Your task: Please give back all the records exactly, but keep the pictures out.

Records shown Block Start

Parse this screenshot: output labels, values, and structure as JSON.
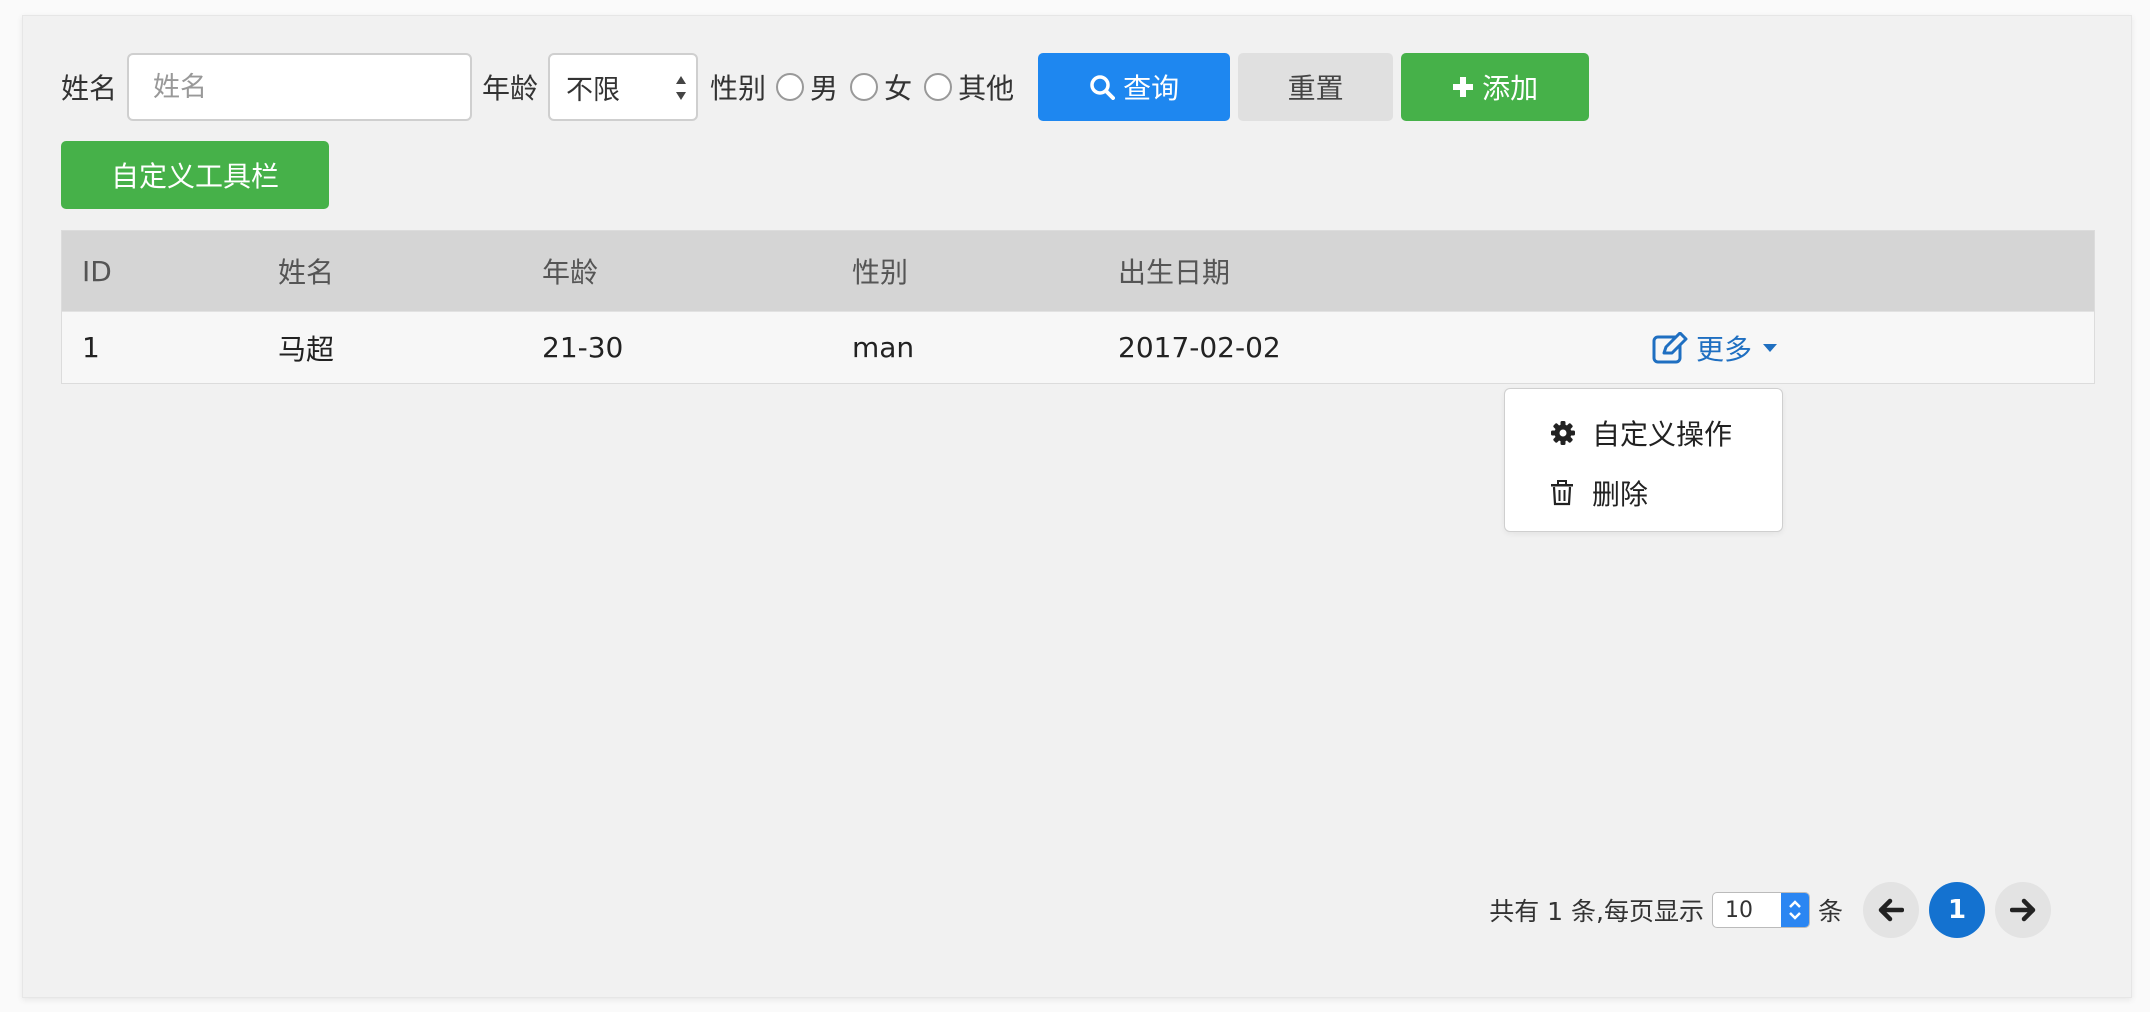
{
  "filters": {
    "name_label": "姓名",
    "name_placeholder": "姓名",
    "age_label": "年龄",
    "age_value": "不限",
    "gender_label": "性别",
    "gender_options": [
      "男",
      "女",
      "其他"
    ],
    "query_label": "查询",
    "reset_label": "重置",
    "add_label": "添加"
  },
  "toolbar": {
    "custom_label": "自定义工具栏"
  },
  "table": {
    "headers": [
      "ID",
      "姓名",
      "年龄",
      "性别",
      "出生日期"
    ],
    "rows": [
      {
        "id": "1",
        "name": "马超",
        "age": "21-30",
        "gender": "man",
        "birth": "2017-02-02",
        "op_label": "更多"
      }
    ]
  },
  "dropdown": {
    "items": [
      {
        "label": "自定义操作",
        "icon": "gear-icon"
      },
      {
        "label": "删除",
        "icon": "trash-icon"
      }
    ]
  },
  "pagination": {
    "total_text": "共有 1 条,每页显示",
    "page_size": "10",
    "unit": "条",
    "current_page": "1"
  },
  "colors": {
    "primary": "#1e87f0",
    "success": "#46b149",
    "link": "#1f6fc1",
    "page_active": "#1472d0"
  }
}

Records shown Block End

Solution:
Parse this screenshot: output labels, values, and structure as JSON.
{
  "filters": {
    "name_label": "姓名",
    "name_placeholder": "姓名",
    "age_label": "年龄",
    "age_value": "不限",
    "gender_label": "性别",
    "gender_options": [
      "男",
      "女",
      "其他"
    ],
    "query_label": "查询",
    "reset_label": "重置",
    "add_label": "添加"
  },
  "toolbar": {
    "custom_label": "自定义工具栏"
  },
  "table": {
    "headers": [
      "ID",
      "姓名",
      "年龄",
      "性别",
      "出生日期"
    ],
    "rows": [
      {
        "id": "1",
        "name": "马超",
        "age": "21-30",
        "gender": "man",
        "birth": "2017-02-02",
        "op_label": "更多"
      }
    ]
  },
  "dropdown": {
    "items": [
      {
        "label": "自定义操作",
        "icon": "gear-icon"
      },
      {
        "label": "删除",
        "icon": "trash-icon"
      }
    ]
  },
  "pagination": {
    "total_text": "共有 1 条,每页显示",
    "page_size": "10",
    "unit": "条",
    "current_page": "1"
  },
  "colors": {
    "primary": "#1e87f0",
    "success": "#46b149",
    "link": "#1f6fc1",
    "page_active": "#1472d0"
  }
}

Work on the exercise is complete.